[What you have to do] Every record here must be copied exactly, except for the images it holds.

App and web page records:
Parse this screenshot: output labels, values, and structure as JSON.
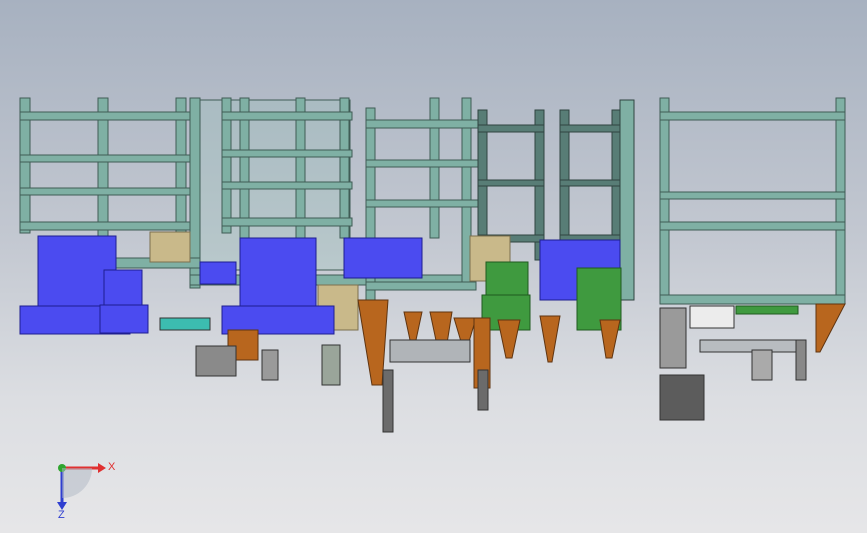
{
  "viewport": {
    "background_top": "#a7b1c0",
    "background_bottom": "#e6e6e8"
  },
  "model": {
    "frame_color": "#7fb0a4",
    "frame_dark": "#4f6f68",
    "tank_blue": "#4b4bf0",
    "tank_green": "#3f9a3f",
    "bracket_orange": "#b8661e",
    "panel_tan": "#c9b98a"
  },
  "triad": {
    "x_label": "X",
    "z_label": "Z",
    "x_color": "#e03030",
    "y_color": "#2fa52f",
    "z_color": "#2f3fd0",
    "icon": "coordinate-triad-icon"
  }
}
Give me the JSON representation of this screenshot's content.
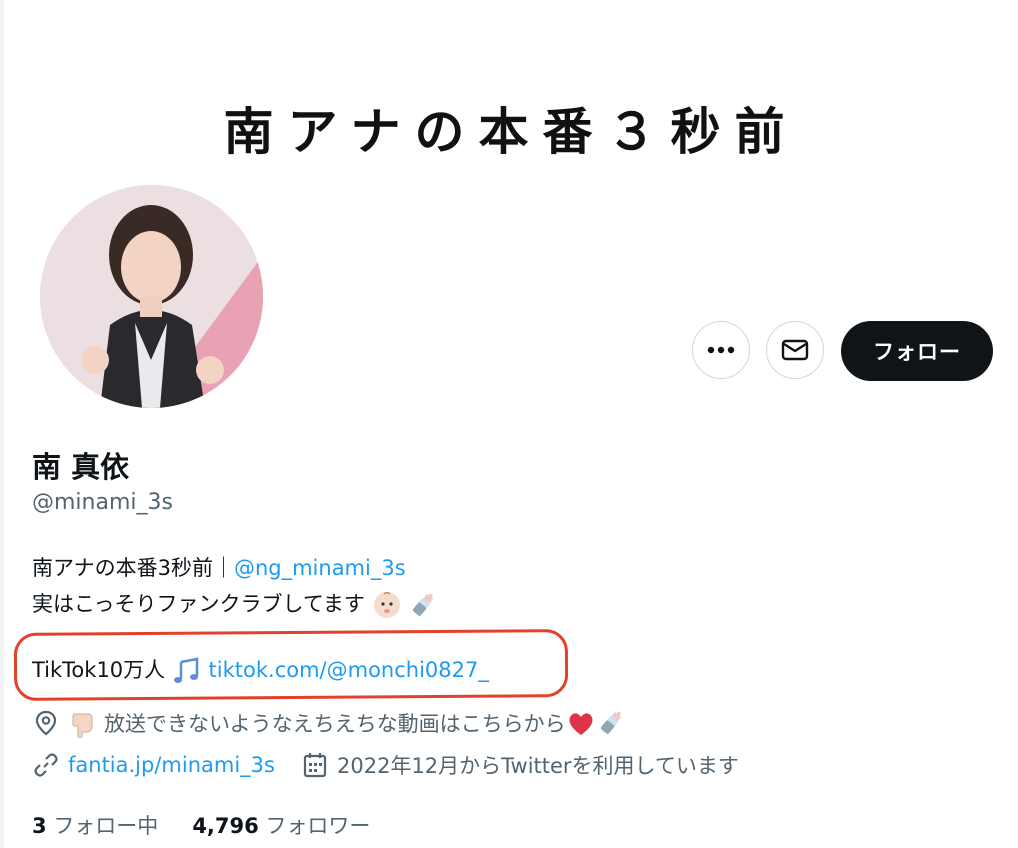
{
  "banner": {
    "title": "南アナの本番３秒前"
  },
  "actions": {
    "follow_label": "フォロー"
  },
  "profile": {
    "display_name": "南 真依",
    "handle": "@minami_3s",
    "bio": {
      "line1_text": "南アナの本番3秒前｜",
      "line1_link": "@ng_minami_3s",
      "line2_text": "実はこっそりファンクラブしてます",
      "line3_text": "TikTok10万人",
      "line3_link": "tiktok.com/@monchi0827_"
    },
    "location": "放送できないようなえちえちな動画はこちらから",
    "website": "fantia.jp/minami_3s",
    "joined": "2022年12月からTwitterを利用しています",
    "following_count": "3",
    "following_label": "フォロー中",
    "followers_count": "4,796",
    "followers_label": "フォロワー"
  },
  "icons": [
    "more-icon",
    "mail-icon",
    "location-pin-icon",
    "link-icon",
    "calendar-icon",
    "baby-emoji",
    "baby-bottle-emoji",
    "music-notes-emoji",
    "pointing-finger-emoji",
    "heart-emoji"
  ],
  "colors": {
    "accent": "#1d9bf0",
    "text": "#0f1419",
    "muted": "#536471",
    "follow_bg": "#0f1419",
    "highlight": "#e2412b"
  }
}
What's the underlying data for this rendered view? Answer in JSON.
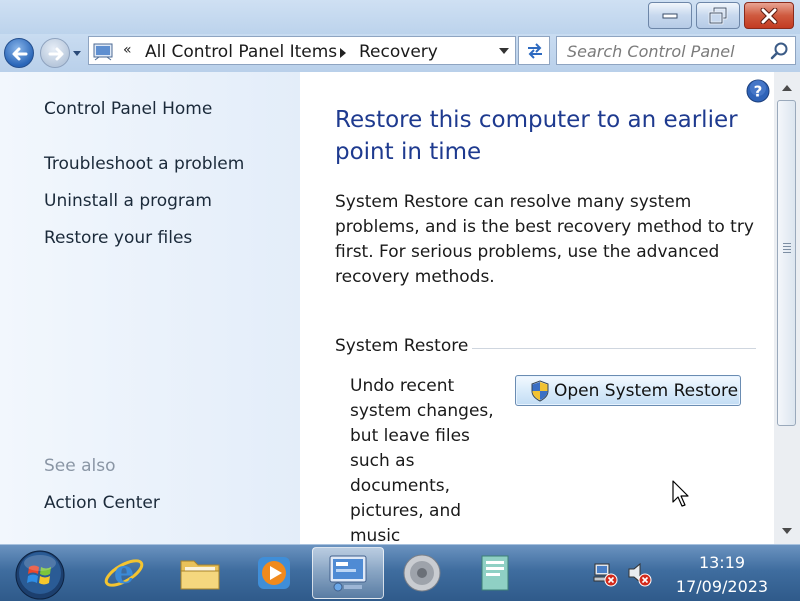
{
  "window": {
    "caption_buttons": [
      "minimize",
      "restore",
      "close"
    ]
  },
  "address": {
    "crumbs": [
      "All Control Panel Items",
      "Recovery"
    ],
    "chevron": "«",
    "search_placeholder": "Search Control Panel"
  },
  "sidebar": {
    "home": "Control Panel Home",
    "links": [
      "Troubleshoot a problem",
      "Uninstall a program",
      "Restore your files"
    ],
    "see_also_label": "See also",
    "see_also_links": [
      "Action Center"
    ]
  },
  "main": {
    "heading": "Restore this computer to an earlier point in time",
    "description": "System Restore can resolve many system problems, and is the best recovery method to try first. For serious problems, use the advanced recovery methods.",
    "section_title": "System Restore",
    "section_description": "Undo recent system changes, but leave files such as documents, pictures, and music",
    "button_label": "Open System Restore"
  },
  "taskbar": {
    "apps": [
      "internet-explorer",
      "windows-explorer",
      "media-player",
      "control-panel",
      "volume-mixer",
      "document"
    ],
    "active_app": "control-panel",
    "time": "13:19",
    "date": "17/09/2023"
  },
  "colors": {
    "heading": "#1e3a8f",
    "sidebar_bg": "#e8f0fa",
    "taskbar": "#3f6d9f"
  }
}
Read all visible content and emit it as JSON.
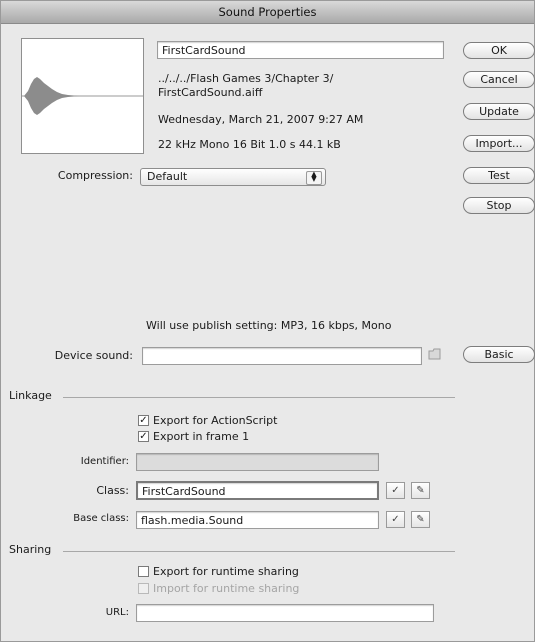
{
  "window": {
    "title": "Sound Properties"
  },
  "sound": {
    "name": "FirstCardSound",
    "path": "../../../Flash Games 3/Chapter 3/\nFirstCardSound.aiff",
    "path_line1": "../../../Flash Games 3/Chapter 3/",
    "path_line2": "FirstCardSound.aiff",
    "date": "Wednesday, March 21, 2007  9:27 AM",
    "format": "22 kHz Mono 16 Bit 1.0 s 44.1 kB"
  },
  "buttons": {
    "ok": "OK",
    "cancel": "Cancel",
    "update": "Update",
    "import": "Import...",
    "test": "Test",
    "stop": "Stop",
    "basic": "Basic"
  },
  "compression": {
    "label": "Compression:",
    "value": "Default"
  },
  "publish_note": "Will use publish setting: MP3, 16 kbps, Mono",
  "device_sound": {
    "label": "Device sound:",
    "value": ""
  },
  "linkage": {
    "heading": "Linkage",
    "export_actionscript": {
      "label": "Export for ActionScript",
      "checked": true
    },
    "export_frame1": {
      "label": "Export in frame 1",
      "checked": true
    },
    "identifier_label": "Identifier:",
    "identifier_value": "",
    "class_label": "Class:",
    "class_value": "FirstCardSound",
    "base_class_label": "Base class:",
    "base_class_value": "flash.media.Sound"
  },
  "sharing": {
    "heading": "Sharing",
    "export_runtime": {
      "label": "Export for runtime sharing",
      "checked": false
    },
    "import_runtime": {
      "label": "Import for runtime sharing",
      "checked": false
    },
    "url_label": "URL:",
    "url_value": ""
  },
  "icons": {
    "check": "checkmark-icon",
    "pencil": "pencil-icon",
    "folder": "folder-icon",
    "stepper": "updown-arrows-icon"
  }
}
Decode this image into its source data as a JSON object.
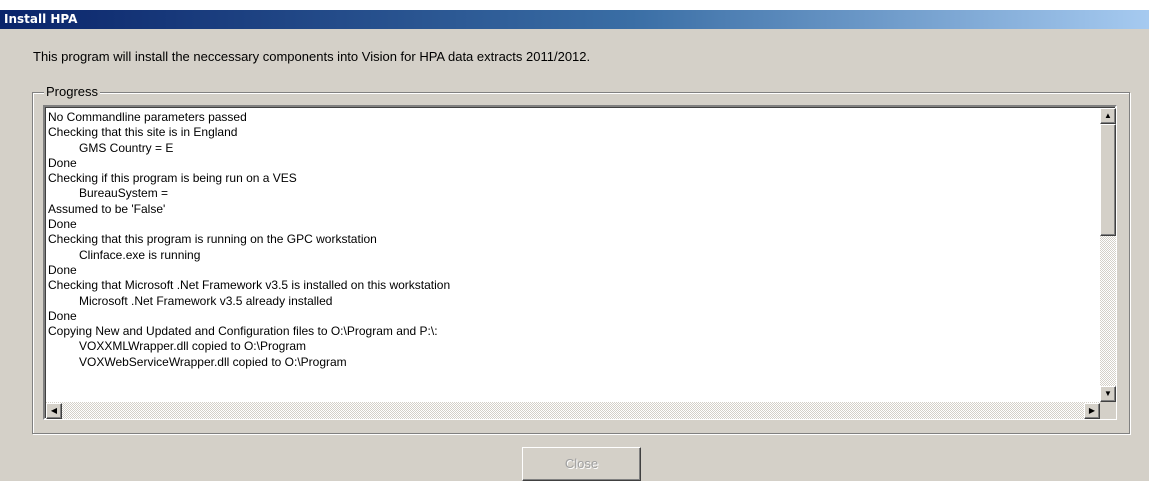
{
  "window": {
    "title": "Install HPA"
  },
  "intro_text": "This program will install the neccessary components into Vision for HPA data extracts 2011/2012.",
  "progress": {
    "group_label": "Progress",
    "lines": [
      {
        "text": "No Commandline parameters passed",
        "indent": false
      },
      {
        "text": "Checking that this site is in England",
        "indent": false
      },
      {
        "text": "GMS Country = E",
        "indent": true
      },
      {
        "text": "Done",
        "indent": false
      },
      {
        "text": "Checking if this program is being run on a VES",
        "indent": false
      },
      {
        "text": "BureauSystem =",
        "indent": true
      },
      {
        "text": "Assumed to be 'False'",
        "indent": false
      },
      {
        "text": "Done",
        "indent": false
      },
      {
        "text": "Checking that this program is running on the GPC workstation",
        "indent": false
      },
      {
        "text": "Clinface.exe is running",
        "indent": true
      },
      {
        "text": "Done",
        "indent": false
      },
      {
        "text": "Checking that Microsoft .Net Framework v3.5 is installed on this workstation",
        "indent": false
      },
      {
        "text": "Microsoft .Net Framework v3.5 already installed",
        "indent": true
      },
      {
        "text": "Done",
        "indent": false
      },
      {
        "text": "Copying New and Updated and Configuration files to O:\\Program and P:\\:",
        "indent": false
      },
      {
        "text": "VOXXMLWrapper.dll copied to O:\\Program",
        "indent": true
      },
      {
        "text": "VOXWebServiceWrapper.dll copied to O:\\Program",
        "indent": true
      }
    ]
  },
  "buttons": {
    "close_label": "Close"
  },
  "colors": {
    "title_start": "#0a246a",
    "title_end": "#a6caf0",
    "face": "#d4d0c8"
  }
}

[Task response]
Parse this screenshot: output labels, values, and structure as JSON.
{
  "viewport": {
    "background_top": "#a7b1c0",
    "background_bottom": "#e6e6e8"
  },
  "model": {
    "frame_color": "#7fb0a4",
    "frame_dark": "#4f6f68",
    "tank_blue": "#4b4bf0",
    "tank_green": "#3f9a3f",
    "bracket_orange": "#b8661e",
    "panel_tan": "#c9b98a"
  },
  "triad": {
    "x_label": "X",
    "z_label": "Z",
    "x_color": "#e03030",
    "y_color": "#2fa52f",
    "z_color": "#2f3fd0",
    "icon": "coordinate-triad-icon"
  }
}
Give me the JSON representation of this screenshot's content.
{
  "banner": {
    "title": "南アナの本番３秒前"
  },
  "actions": {
    "follow_label": "フォロー"
  },
  "profile": {
    "display_name": "南 真依",
    "handle": "@minami_3s",
    "bio": {
      "line1_text": "南アナの本番3秒前｜",
      "line1_link": "@ng_minami_3s",
      "line2_text": "実はこっそりファンクラブしてます",
      "line3_text": "TikTok10万人",
      "line3_link": "tiktok.com/@monchi0827_"
    },
    "location": "放送できないようなえちえちな動画はこちらから",
    "website": "fantia.jp/minami_3s",
    "joined": "2022年12月からTwitterを利用しています",
    "following_count": "3",
    "following_label": "フォロー中",
    "followers_count": "4,796",
    "followers_label": "フォロワー"
  },
  "icons": [
    "more-icon",
    "mail-icon",
    "location-pin-icon",
    "link-icon",
    "calendar-icon",
    "baby-emoji",
    "baby-bottle-emoji",
    "music-notes-emoji",
    "pointing-finger-emoji",
    "heart-emoji"
  ],
  "colors": {
    "accent": "#1d9bf0",
    "text": "#0f1419",
    "muted": "#536471",
    "follow_bg": "#0f1419",
    "highlight": "#e2412b"
  }
}
What's the underlying data for this rendered view? Answer in JSON.
{
  "window": {
    "caption_buttons": [
      "minimize",
      "restore",
      "close"
    ]
  },
  "address": {
    "crumbs": [
      "All Control Panel Items",
      "Recovery"
    ],
    "chevron": "«",
    "search_placeholder": "Search Control Panel"
  },
  "sidebar": {
    "home": "Control Panel Home",
    "links": [
      "Troubleshoot a problem",
      "Uninstall a program",
      "Restore your files"
    ],
    "see_also_label": "See also",
    "see_also_links": [
      "Action Center"
    ]
  },
  "main": {
    "heading": "Restore this computer to an earlier point in time",
    "description": "System Restore can resolve many system problems, and is the best recovery method to try first. For serious problems, use the advanced recovery methods.",
    "section_title": "System Restore",
    "section_description": "Undo recent system changes, but leave files such as documents, pictures, and music",
    "button_label": "Open System Restore"
  },
  "taskbar": {
    "apps": [
      "internet-explorer",
      "windows-explorer",
      "media-player",
      "control-panel",
      "volume-mixer",
      "document"
    ],
    "active_app": "control-panel",
    "time": "13:19",
    "date": "17/09/2023"
  },
  "colors": {
    "heading": "#1e3a8f",
    "sidebar_bg": "#e8f0fa",
    "taskbar": "#3f6d9f"
  }
}
Read all visible content and emit it as JSON.
{
  "window": {
    "title": "Sound Properties"
  },
  "sound": {
    "name": "FirstCardSound",
    "path": "../../../Flash Games 3/Chapter 3/\nFirstCardSound.aiff",
    "path_line1": "../../../Flash Games 3/Chapter 3/",
    "path_line2": "FirstCardSound.aiff",
    "date": "Wednesday, March 21, 2007  9:27 AM",
    "format": "22 kHz Mono 16 Bit 1.0 s 44.1 kB"
  },
  "buttons": {
    "ok": "OK",
    "cancel": "Cancel",
    "update": "Update",
    "import": "Import...",
    "test": "Test",
    "stop": "Stop",
    "basic": "Basic"
  },
  "compression": {
    "label": "Compression:",
    "value": "Default"
  },
  "publish_note": "Will use publish setting: MP3, 16 kbps, Mono",
  "device_sound": {
    "label": "Device sound:",
    "value": ""
  },
  "linkage": {
    "heading": "Linkage",
    "export_actionscript": {
      "label": "Export for ActionScript",
      "checked": true
    },
    "export_frame1": {
      "label": "Export in frame 1",
      "checked": true
    },
    "identifier_label": "Identifier:",
    "identifier_value": "",
    "class_label": "Class:",
    "class_value": "FirstCardSound",
    "base_class_label": "Base class:",
    "base_class_value": "flash.media.Sound"
  },
  "sharing": {
    "heading": "Sharing",
    "export_runtime": {
      "label": "Export for runtime sharing",
      "checked": false
    },
    "import_runtime": {
      "label": "Import for runtime sharing",
      "checked": false
    },
    "url_label": "URL:",
    "url_value": ""
  },
  "icons": {
    "check": "checkmark-icon",
    "pencil": "pencil-icon",
    "folder": "folder-icon",
    "stepper": "updown-arrows-icon"
  }
}
Decode this image into its source data as a JSON object.
{
  "window": {
    "title": "Install HPA"
  },
  "intro_text": "This program will install the neccessary components into Vision for HPA data extracts 2011/2012.",
  "progress": {
    "group_label": "Progress",
    "lines": [
      {
        "text": "No Commandline parameters passed",
        "indent": false
      },
      {
        "text": "Checking that this site is in England",
        "indent": false
      },
      {
        "text": "GMS Country = E",
        "indent": true
      },
      {
        "text": "Done",
        "indent": false
      },
      {
        "text": "Checking if this program is being run on a VES",
        "indent": false
      },
      {
        "text": "BureauSystem =",
        "indent": true
      },
      {
        "text": "Assumed to be 'False'",
        "indent": false
      },
      {
        "text": "Done",
        "indent": false
      },
      {
        "text": "Checking that this program is running on the GPC workstation",
        "indent": false
      },
      {
        "text": "Clinface.exe is running",
        "indent": true
      },
      {
        "text": "Done",
        "indent": false
      },
      {
        "text": "Checking that Microsoft .Net Framework v3.5 is installed on this workstation",
        "indent": false
      },
      {
        "text": "Microsoft .Net Framework v3.5 already installed",
        "indent": true
      },
      {
        "text": "Done",
        "indent": false
      },
      {
        "text": "Copying New and Updated and Configuration files to O:\\Program and P:\\:",
        "indent": false
      },
      {
        "text": "VOXXMLWrapper.dll copied to O:\\Program",
        "indent": true
      },
      {
        "text": "VOXWebServiceWrapper.dll copied to O:\\Program",
        "indent": true
      }
    ]
  },
  "buttons": {
    "close_label": "Close"
  },
  "colors": {
    "title_start": "#0a246a",
    "title_end": "#a6caf0",
    "face": "#d4d0c8"
  }
}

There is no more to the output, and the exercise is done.